Prof. Laurence Marks from Northwestern University of USA is a senior visiting scientist currently in Suzhou Institute of Nano-tech and Nano-bionics(SINANO) of Chinese Academy of Sciences(CAS) for two weeks, as invited by Prof. ZHANG Jinping and Prof. DING Sunan. During his visit, Prof. Marks will work together with local researchers at Vacuum Interconnected Nano-X Research Facility(Nano-X), focusing on the advanced applications and development of UHV electron microscope technology.
On August 1st, 2019, Prof. Marks presented an academic talk, titled as “Pauling’s Rules for Oxide Surfaces”. In this talk, Prof. Marks mentioned that oxide surfaces are one of the frontiers of surface science, of critical importance for a wide range of applications at the mesoscale or nanoscale, ranging from oxide electronics to heterogeneous catalysis and corrosion. In many cases, surfaces are treated as black boxes, or simple models/hypotheses, without a clear picture of where the surface atoms are. From a scientific approach, what controls the structure of oxide surfaces has been controversial for some years, with concepts based upon pure ionic models such as unbalanced dipoles, charges or even the polar catastrophe invoked.

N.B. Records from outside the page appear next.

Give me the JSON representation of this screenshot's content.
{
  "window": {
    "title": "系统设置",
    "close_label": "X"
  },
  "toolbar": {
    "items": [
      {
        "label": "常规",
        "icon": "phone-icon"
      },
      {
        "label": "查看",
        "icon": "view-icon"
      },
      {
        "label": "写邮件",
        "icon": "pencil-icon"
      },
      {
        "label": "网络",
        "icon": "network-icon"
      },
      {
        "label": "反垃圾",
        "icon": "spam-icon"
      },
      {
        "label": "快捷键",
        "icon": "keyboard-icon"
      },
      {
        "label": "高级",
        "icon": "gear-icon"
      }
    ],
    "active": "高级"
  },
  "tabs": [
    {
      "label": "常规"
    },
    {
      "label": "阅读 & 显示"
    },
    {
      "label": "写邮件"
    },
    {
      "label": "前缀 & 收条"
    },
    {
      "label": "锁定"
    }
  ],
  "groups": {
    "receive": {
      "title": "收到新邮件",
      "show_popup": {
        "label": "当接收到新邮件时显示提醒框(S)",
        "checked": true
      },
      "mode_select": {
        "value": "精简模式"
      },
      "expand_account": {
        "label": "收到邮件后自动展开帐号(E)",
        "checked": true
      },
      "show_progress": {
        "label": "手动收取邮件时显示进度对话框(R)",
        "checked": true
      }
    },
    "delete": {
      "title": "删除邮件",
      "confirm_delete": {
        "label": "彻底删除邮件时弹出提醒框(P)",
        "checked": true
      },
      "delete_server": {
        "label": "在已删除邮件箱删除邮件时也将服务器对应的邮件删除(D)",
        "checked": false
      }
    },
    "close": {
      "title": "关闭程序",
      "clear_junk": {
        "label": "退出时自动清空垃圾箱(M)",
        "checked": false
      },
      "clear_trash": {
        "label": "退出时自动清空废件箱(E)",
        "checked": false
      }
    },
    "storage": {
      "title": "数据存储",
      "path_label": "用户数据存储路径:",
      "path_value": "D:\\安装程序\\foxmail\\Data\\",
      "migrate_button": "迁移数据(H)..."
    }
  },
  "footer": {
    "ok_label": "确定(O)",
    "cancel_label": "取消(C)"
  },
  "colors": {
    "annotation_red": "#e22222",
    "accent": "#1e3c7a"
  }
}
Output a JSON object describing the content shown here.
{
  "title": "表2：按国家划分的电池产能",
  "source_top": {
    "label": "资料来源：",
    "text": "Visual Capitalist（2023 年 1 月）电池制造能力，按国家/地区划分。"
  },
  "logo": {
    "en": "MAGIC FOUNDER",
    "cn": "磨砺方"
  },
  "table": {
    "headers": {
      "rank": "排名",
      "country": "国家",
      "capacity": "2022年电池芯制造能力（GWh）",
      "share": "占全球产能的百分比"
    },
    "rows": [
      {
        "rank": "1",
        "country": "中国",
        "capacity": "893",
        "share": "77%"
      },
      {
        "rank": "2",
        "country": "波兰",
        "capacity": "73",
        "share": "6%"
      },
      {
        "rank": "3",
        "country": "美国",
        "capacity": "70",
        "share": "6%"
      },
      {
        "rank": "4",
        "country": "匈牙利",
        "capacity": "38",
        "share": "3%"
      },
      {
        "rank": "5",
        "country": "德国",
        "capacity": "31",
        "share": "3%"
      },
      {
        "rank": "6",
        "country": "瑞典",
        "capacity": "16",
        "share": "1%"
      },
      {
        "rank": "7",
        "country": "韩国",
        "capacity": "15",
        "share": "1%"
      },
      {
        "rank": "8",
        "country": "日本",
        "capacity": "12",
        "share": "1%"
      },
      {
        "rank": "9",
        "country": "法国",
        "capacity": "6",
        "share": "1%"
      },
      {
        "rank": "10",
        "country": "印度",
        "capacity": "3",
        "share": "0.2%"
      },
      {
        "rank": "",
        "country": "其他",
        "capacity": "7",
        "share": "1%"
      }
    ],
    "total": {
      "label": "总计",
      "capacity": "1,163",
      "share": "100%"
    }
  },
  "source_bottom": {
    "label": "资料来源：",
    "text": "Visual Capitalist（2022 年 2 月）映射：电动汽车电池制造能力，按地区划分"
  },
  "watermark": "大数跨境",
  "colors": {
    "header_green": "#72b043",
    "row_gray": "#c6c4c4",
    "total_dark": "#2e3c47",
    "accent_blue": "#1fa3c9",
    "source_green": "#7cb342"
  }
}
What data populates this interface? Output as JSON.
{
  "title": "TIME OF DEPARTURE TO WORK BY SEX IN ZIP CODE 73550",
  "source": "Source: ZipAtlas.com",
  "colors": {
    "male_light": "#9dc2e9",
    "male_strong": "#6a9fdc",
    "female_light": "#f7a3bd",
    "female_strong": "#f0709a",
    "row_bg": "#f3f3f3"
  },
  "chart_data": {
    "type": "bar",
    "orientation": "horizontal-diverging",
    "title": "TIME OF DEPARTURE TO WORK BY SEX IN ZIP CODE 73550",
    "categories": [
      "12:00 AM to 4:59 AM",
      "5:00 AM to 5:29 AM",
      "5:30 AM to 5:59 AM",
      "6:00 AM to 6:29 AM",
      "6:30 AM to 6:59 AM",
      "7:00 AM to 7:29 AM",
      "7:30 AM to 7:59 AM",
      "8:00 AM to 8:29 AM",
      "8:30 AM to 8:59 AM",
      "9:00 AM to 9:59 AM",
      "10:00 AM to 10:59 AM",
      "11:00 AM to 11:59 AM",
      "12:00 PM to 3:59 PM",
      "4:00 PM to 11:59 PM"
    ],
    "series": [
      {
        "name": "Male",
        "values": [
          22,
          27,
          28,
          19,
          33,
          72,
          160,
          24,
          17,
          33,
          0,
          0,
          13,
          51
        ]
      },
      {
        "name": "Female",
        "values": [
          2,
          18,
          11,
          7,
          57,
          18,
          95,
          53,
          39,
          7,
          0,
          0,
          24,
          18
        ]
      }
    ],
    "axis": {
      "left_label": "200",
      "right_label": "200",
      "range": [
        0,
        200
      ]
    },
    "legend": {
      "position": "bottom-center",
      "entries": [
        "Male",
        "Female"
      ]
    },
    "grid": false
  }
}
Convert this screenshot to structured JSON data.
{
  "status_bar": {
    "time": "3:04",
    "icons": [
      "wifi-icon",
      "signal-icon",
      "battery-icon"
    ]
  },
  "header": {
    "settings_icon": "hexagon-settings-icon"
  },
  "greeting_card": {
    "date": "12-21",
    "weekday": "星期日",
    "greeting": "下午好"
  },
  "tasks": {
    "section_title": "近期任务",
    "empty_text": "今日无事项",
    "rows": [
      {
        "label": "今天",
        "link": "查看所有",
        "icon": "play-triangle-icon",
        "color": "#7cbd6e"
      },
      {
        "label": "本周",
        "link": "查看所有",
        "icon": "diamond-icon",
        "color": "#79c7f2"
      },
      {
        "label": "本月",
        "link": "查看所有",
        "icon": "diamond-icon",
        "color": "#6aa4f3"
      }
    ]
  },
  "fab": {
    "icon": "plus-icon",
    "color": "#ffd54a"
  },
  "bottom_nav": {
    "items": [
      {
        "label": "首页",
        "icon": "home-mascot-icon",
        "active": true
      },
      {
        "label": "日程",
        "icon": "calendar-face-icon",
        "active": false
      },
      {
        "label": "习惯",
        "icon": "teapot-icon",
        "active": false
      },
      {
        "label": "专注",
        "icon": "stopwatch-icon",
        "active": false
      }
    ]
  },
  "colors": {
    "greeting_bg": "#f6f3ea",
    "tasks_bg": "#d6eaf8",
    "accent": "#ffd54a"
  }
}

Prof. Marks overviewed experimental and theoretical DFT results, particularly for strontium titanate surfaces, which strongly indicate that the rules Pauling outlined for bulk materials, apply equally well to oxide surfaces. The way to understand oxide surface is not to look into the vacuum, but to look into the bulk; oxide surfaces are governed by same inorganic chemistry as the bulk. Understanding and exploiting this lays the groundwork for design of oxide surfaces for applications.
Laurence Marks is a Professor of Department of Materials Science and Engineering, Northwestern University. His early researches in nanoparticle structure proved the existence of quintic twins with high resolution images, and was later designated as "Marks-decahedron". During his two postdoctoral studies at Cambridge and the University of Arizona, he systematically studied the structure, stress distribution and energy of nanotwin phenomena, and began to solve the problem of direct imaging on the atomic scale of nano-surface. Professor Marks has developed methods and procedures for direct surface imaging and simulation, theory and method of surface reflection electron microscopy, first-principles calculation method of atom fixed-point optimization, etc. to reveal the connotation of UHV-TEM observation.
Prof. Laurence Marks
During the lecture